[Provided entries — start]

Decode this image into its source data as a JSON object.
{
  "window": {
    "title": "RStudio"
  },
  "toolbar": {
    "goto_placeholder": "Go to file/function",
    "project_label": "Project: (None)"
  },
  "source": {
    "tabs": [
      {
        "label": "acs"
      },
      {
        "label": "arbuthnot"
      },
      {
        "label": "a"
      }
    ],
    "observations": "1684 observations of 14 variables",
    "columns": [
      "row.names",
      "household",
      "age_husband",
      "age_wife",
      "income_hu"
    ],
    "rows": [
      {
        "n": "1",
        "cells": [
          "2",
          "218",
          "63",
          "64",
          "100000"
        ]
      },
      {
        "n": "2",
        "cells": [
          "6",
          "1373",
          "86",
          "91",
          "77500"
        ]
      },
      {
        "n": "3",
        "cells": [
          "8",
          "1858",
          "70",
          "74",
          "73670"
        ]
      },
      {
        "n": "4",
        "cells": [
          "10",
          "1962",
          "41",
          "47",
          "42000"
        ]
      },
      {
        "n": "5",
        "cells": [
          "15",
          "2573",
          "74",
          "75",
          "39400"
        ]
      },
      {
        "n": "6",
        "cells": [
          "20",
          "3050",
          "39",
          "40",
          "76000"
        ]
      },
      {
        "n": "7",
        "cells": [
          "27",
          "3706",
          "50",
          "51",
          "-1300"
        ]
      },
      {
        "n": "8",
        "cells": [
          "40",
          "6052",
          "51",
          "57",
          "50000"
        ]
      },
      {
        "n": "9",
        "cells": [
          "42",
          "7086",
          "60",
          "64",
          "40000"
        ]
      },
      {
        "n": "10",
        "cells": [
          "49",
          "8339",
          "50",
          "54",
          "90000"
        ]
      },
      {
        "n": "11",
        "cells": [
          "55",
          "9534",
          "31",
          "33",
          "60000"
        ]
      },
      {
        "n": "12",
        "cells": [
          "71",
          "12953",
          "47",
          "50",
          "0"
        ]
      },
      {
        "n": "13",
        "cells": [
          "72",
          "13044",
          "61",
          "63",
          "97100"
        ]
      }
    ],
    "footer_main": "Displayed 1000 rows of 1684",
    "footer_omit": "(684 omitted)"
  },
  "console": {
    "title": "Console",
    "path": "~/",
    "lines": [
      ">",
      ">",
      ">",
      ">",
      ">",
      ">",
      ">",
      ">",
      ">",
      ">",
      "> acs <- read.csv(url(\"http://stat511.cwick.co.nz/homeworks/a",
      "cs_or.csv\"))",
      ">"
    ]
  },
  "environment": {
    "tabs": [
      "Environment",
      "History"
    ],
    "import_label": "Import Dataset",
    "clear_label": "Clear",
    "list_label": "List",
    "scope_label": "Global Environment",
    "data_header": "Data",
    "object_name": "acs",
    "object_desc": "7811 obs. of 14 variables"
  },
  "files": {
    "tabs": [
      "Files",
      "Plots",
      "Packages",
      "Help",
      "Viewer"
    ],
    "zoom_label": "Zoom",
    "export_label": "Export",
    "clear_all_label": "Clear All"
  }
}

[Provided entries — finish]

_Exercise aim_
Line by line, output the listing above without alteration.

_Your solution_
Decode this image into its source data as a JSON object.
{
  "window": {
    "title": "RStudio"
  },
  "toolbar": {
    "goto_placeholder": "Go to file/function",
    "project_label": "Project: (None)"
  },
  "source": {
    "tabs": [
      {
        "label": "acs"
      },
      {
        "label": "arbuthnot"
      },
      {
        "label": "a"
      }
    ],
    "observations": "1684 observations of 14 variables",
    "columns": [
      "row.names",
      "household",
      "age_husband",
      "age_wife",
      "income_hu"
    ],
    "rows": [
      {
        "n": "1",
        "cells": [
          "2",
          "218",
          "63",
          "64",
          "100000"
        ]
      },
      {
        "n": "2",
        "cells": [
          "6",
          "1373",
          "86",
          "91",
          "77500"
        ]
      },
      {
        "n": "3",
        "cells": [
          "8",
          "1858",
          "70",
          "74",
          "73670"
        ]
      },
      {
        "n": "4",
        "cells": [
          "10",
          "1962",
          "41",
          "47",
          "42000"
        ]
      },
      {
        "n": "5",
        "cells": [
          "15",
          "2573",
          "74",
          "75",
          "39400"
        ]
      },
      {
        "n": "6",
        "cells": [
          "20",
          "3050",
          "39",
          "40",
          "76000"
        ]
      },
      {
        "n": "7",
        "cells": [
          "27",
          "3706",
          "50",
          "51",
          "-1300"
        ]
      },
      {
        "n": "8",
        "cells": [
          "40",
          "6052",
          "51",
          "57",
          "50000"
        ]
      },
      {
        "n": "9",
        "cells": [
          "42",
          "7086",
          "60",
          "64",
          "40000"
        ]
      },
      {
        "n": "10",
        "cells": [
          "49",
          "8339",
          "50",
          "54",
          "90000"
        ]
      },
      {
        "n": "11",
        "cells": [
          "55",
          "9534",
          "31",
          "33",
          "60000"
        ]
      },
      {
        "n": "12",
        "cells": [
          "71",
          "12953",
          "47",
          "50",
          "0"
        ]
      },
      {
        "n": "13",
        "cells": [
          "72",
          "13044",
          "61",
          "63",
          "97100"
        ]
      }
    ],
    "footer_main": "Displayed 1000 rows of 1684",
    "footer_omit": "(684 omitted)"
  },
  "console": {
    "title": "Console",
    "path": "~/",
    "lines": [
      ">",
      ">",
      ">",
      ">",
      ">",
      ">",
      ">",
      ">",
      ">",
      ">",
      "> acs <- read.csv(url(\"http://stat511.cwick.co.nz/homeworks/a",
      "cs_or.csv\"))",
      ">"
    ]
  },
  "environment": {
    "tabs": [
      "Environment",
      "History"
    ],
    "import_label": "Import Dataset",
    "clear_label": "Clear",
    "list_label": "List",
    "scope_label": "Global Environment",
    "data_header": "Data",
    "object_name": "acs",
    "object_desc": "7811 obs. of 14 variables"
  },
  "files": {
    "tabs": [
      "Files",
      "Plots",
      "Packages",
      "Help",
      "Viewer"
    ],
    "zoom_label": "Zoom",
    "export_label": "Export",
    "clear_all_label": "Clear All"
  }
}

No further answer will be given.